USDA has been funding pre-assembled food boxes that we have been receiving to distribute through all of our programs for three months. They contain produce, dairy products, fluid milk and meat. Tens of thousands of families have been receiving these boxes, sometimes weekly, to provide a stable source of food.
The funding for this program called CFAP (Coronavirus Farm Assistance Program), aka the Farmers to Families Food Box program, will end at the end of October. For us, this food supply (eight semi-loads per week) will be very difficult to replace. Over the last three months, this program has made up about 80% of all the food we have been distributing.
We have been able to streamline our operations with receiving pre-packed food that helped make up for the deficiency in volunteers we have experienced. With seven National Guard soldiers remaining at our facility, their focus will be assisting with the logistics of getting food moved from here to there.
The absence of a reliable variety and consistent source of food puts some real sketchiness in our ability to maintain the level of food distribution we have managed since March. We are working the connections we have with our traditional food donors, but that system is based on when food growers, manufacturers, distribution centers and grocery stores have the random need to donate.
Food doesn’t get donated because a company wants to be generous. It gets donated because they have an inventory problem that they must address. It’s less expensive to donate it to us and we pick it up than for them to haul it to the dump and pay the dump fees.

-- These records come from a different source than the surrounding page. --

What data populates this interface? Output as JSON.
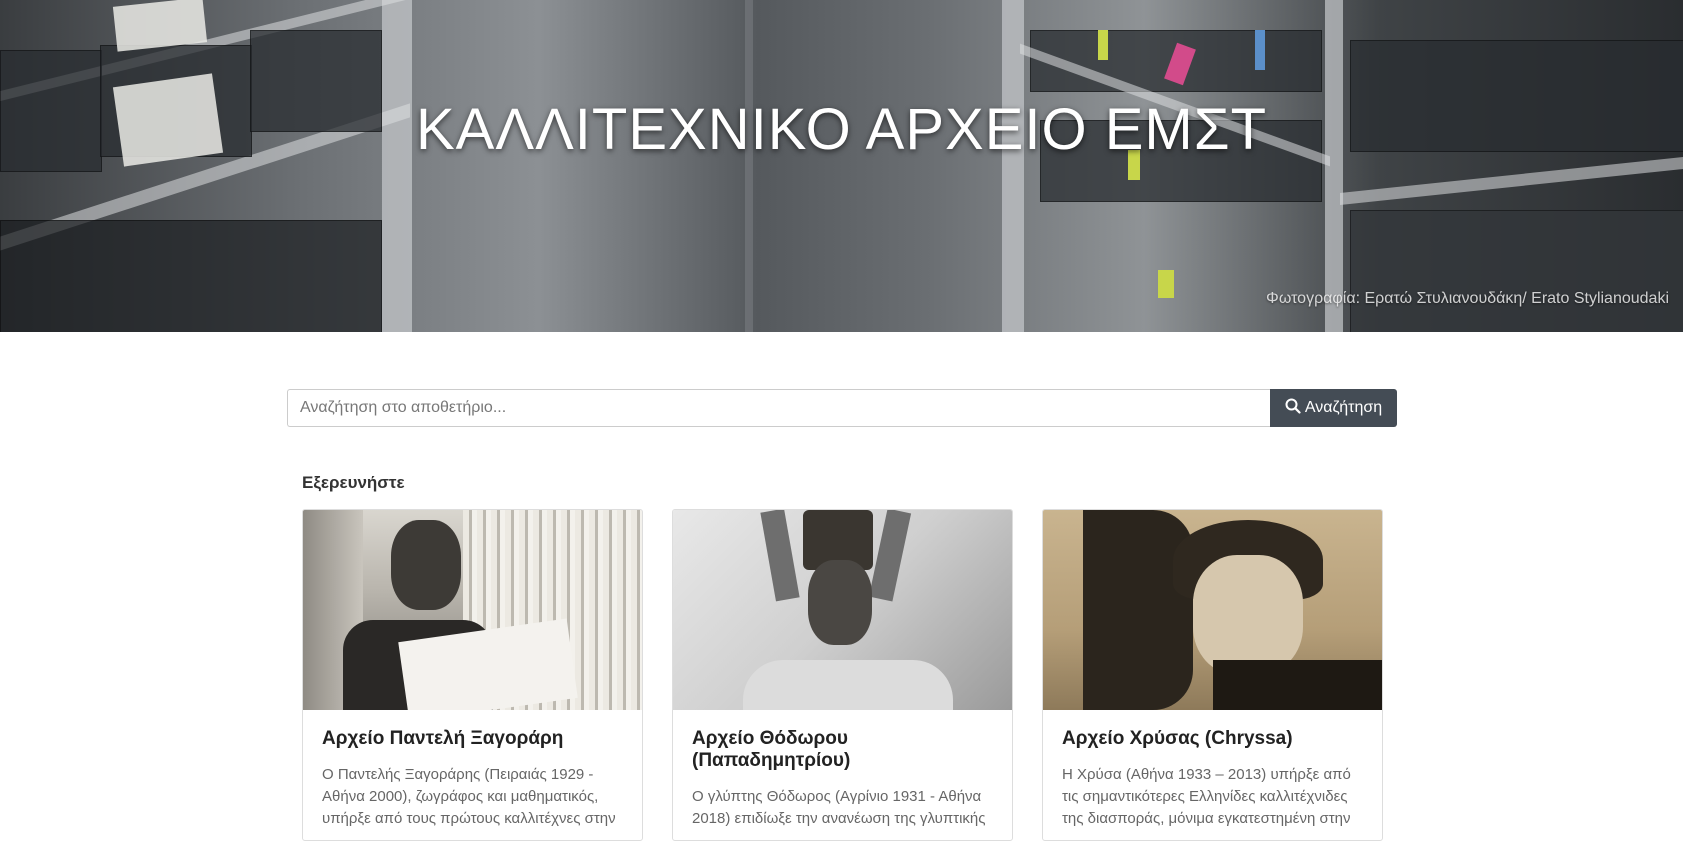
{
  "hero": {
    "title": "ΚΑΛΛΙΤΕΧΝΙΚΟ ΑΡΧΕΙΟ ΕΜΣΤ",
    "credit": "Φωτογραφία: Ερατώ Στυλιανουδάκη/ Erato Stylianoudaki"
  },
  "search": {
    "placeholder": "Αναζήτηση στο αποθετήριο...",
    "value": "",
    "button_label": "Αναζήτηση",
    "button_icon": "search-icon"
  },
  "explore": {
    "heading": "Εξερευνήστε",
    "cards": [
      {
        "title": "Αρχείο Παντελή Ξαγοράρη",
        "text": "Ο Παντελής Ξαγοράρης (Πειραιάς 1929 - Αθήνα 2000), ζωγράφος και μαθηματικός, υπήρξε από τους πρώτους καλλιτέχνες στην"
      },
      {
        "title": "Αρχείο Θόδωρου (Παπαδημητρίου)",
        "text": "Ο γλύπτης Θόδωρος (Αγρίνιο 1931 - Αθήνα 2018) επιδίωξε την ανανέωση της γλυπτικής"
      },
      {
        "title": "Αρχείο Χρύσας (Chryssa)",
        "text": "Η Χρύσα (Αθήνα 1933 – 2013) υπήρξε από τις σημαντικότερες Ελληνίδες καλλιτέχνιδες της διασποράς, μόνιμα εγκατεστημένη στην"
      }
    ]
  }
}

Almost all the time it’s perfectly good food that needs a new home.
All the food banks around the country are saving the food suppliers a lot of money they would be faced with paying to landfills if we didn’t exist. We are happy to get what we do, but it still feels a little inequitable. That being said, we will jump through hoops to get the opportunity to put this random group of items back into the hands of struggling families who need help. So, the message that needs to be shared is that the products we will be distributing beginning in November will probably look a lot more like the products we were distributing before COVID-19 was around.
Most of the agencies we supply have operated in a drive-thru or outside format over the last six months out of necessity. The opportunity to send them pre-packed boxes with a consistent mix of products has been a real blessing. They haven’t had the number of volunteers they’ve had in the past, so pre-packed boxes have been a good fit for fewer hands.
Many operators have expressed their hesitancy to open their doors for families to once again enter and hope they can continue the drive-thru method well into next year or beyond. Second Harvest fully supports their decision to operate as a drive-thru, but we will not be able to pre-package items for them beginning in November.
We are aggressively recruiting volunteers to help us in our warehouse to sort items and at our tailgate distributions. The absence of volunteers to assist with our tailgate distributions will potentially force us reduce their frequency in some counties. We are still seeing the numbers of families stay as high as the current trend over the last five months with increases at some locations. Many families are asking questions about the protocol as they are coming for the first time.
If you go to our website, www.curehunger.org and click on “Volunteers,” we have an effective volunteer registration software system called GivePulse that allows you to preregister as a volunteer or for your group to be scheduled into our warehouse activity or at one of our Tailgate Distributions.
For questions, connect with us through Kellie Arrowood, our volunteer coordinator, at firstname.lastname@example.org or 765-287-8698, ext. 100.
If you have a couple of hours to spare and are willing to work in a safe environment, the community needs your help to keep the food assistance flowing to our struggling neighbors.